What Should We Do instead?

The first priority for coastal protection money should be projects that have clear and immediate benefits to the largest number of persons. The top of the list is the maintenance of the post-Katrina levee and pumping stations. These degrade rapidly if not maintained, and they will need to be raised to maintain protection as the land subsides and sea level rises. This is the responsibility of the state and local governments and the local levee districts. This is a major burden for communities which are already facing budgetary challenges. In the longer term, required lifts for the levees will run into hundreds of millions of dollars.

One project of the Master Plan that does make sense is to fund the extra costs of putting the sediment dredged from the Mississippi River into the wetlands along the river to provide a wave buffer for the existing levees. Other low cost projects such as closing old canals by pushing the spoil bank into the canal may also make sense.

A large part of the planned expenditures in the Master Plan are for dredging and sediment pumping to build wetlands. This will have to be repeated through time as these wetlands subside and disappear, at a cost of billions of dollars.These temporary wetlands have a huge carbon footprint. A large percentage of the billions of dollars allocated to dredging goes to pay for the diesel fuel that is used to run the dredges. At $2 a gallon, $10,000 worth of diesel will generate more than 10 tons of carbon dioxide. While these artificial wetlands may sequester some carbon during their lifetime, this will all be released into the atmosphere as they subside and the wetlands fail. This is an unacceptable environmental cost for transitional land that does not reduce flood risk.

The river diversions are an uncertain long term bet. Evidence from past diversions and crevasses indicate that there will be a large net loss of wetlands during the first several years of operation. A large expanse of wetlands will also be destroyed to construct the diversions. The Master Plan assumes that these losses will be reversed in the long term. Since the diversions are in areas of open water with high subsidence rates, there is a significant risk that they will never build as much land as they destroy. Given that diversions always increase shoaling in the river and interfere with navigation, it is possible that the diversions will never be allowed to operate at capacity because of the disruptions to shipping.

The only project in the Master Plan that provides significant flood protection is the Morganza to the Gulf levee and related major levee projects. Given the difficulty of construction and the immense cost of this project to Louisiana and the federal government, it is unlikely that it will be built. Louisiana policy makers should predicate the Master Plan projects on the construction of Morganza to the Gulf. Until it is fully funded and well on its way to completion, it does not make sense to embark on other projects that depend on it to provide flood protection.

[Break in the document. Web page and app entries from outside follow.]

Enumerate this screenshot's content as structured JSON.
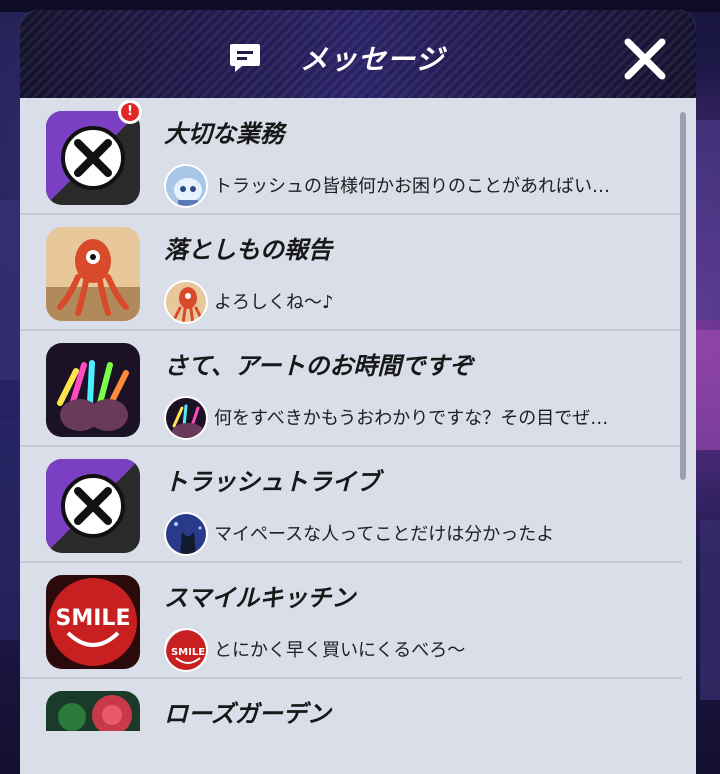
{
  "header": {
    "title": "メッセージ",
    "icon": "chat-bubble-icon",
    "close_icon": "close-icon"
  },
  "colors": {
    "panel_bg": "#d9dee9",
    "header_bg": "#1f1a4a",
    "title_text": "#181818",
    "badge": "#e02828"
  },
  "messages": [
    {
      "title": "大切な業務",
      "preview": "トラッシュの皆様何かお困りのことがあればい…",
      "icon": "trash-x-icon",
      "avatar": "robot-avatar",
      "unread_badge": "!"
    },
    {
      "title": "落としもの報告",
      "preview": "よろしくね～♪",
      "icon": "octopus-icon",
      "avatar": "octopus-avatar"
    },
    {
      "title": "さて、アートのお時間ですぞ",
      "preview": "何をすべきかもうおわかりですな？その目でぜ…",
      "icon": "glowsticks-icon",
      "avatar": "glowsticks-avatar"
    },
    {
      "title": "トラッシュトライブ",
      "preview": "マイペースな人ってことだけは分かったよ",
      "icon": "trash-x-icon",
      "avatar": "cat-avatar"
    },
    {
      "title": "スマイルキッチン",
      "preview": "とにかく早く買いにくるべろ～",
      "icon": "smile-logo-icon",
      "avatar": "smile-avatar",
      "logo_text": "SMILE"
    },
    {
      "title": "ローズガーデン",
      "icon": "rose-icon"
    }
  ]
}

In the long term, the state must acknowledge that large areas of the coast cannot safely support communities and businesses. Surrounding communities with ring levees or elevating houses makes no sense if they end up as islands in the Gulf on every high tide. If the federal government withdraws most of its funding from disaster relief, as conservative foundations are urging, or reduces the subsidy to the National Flood Insurance Program, getting people out of harm’s way will have to become the first priority for coastal spending in Louisiana.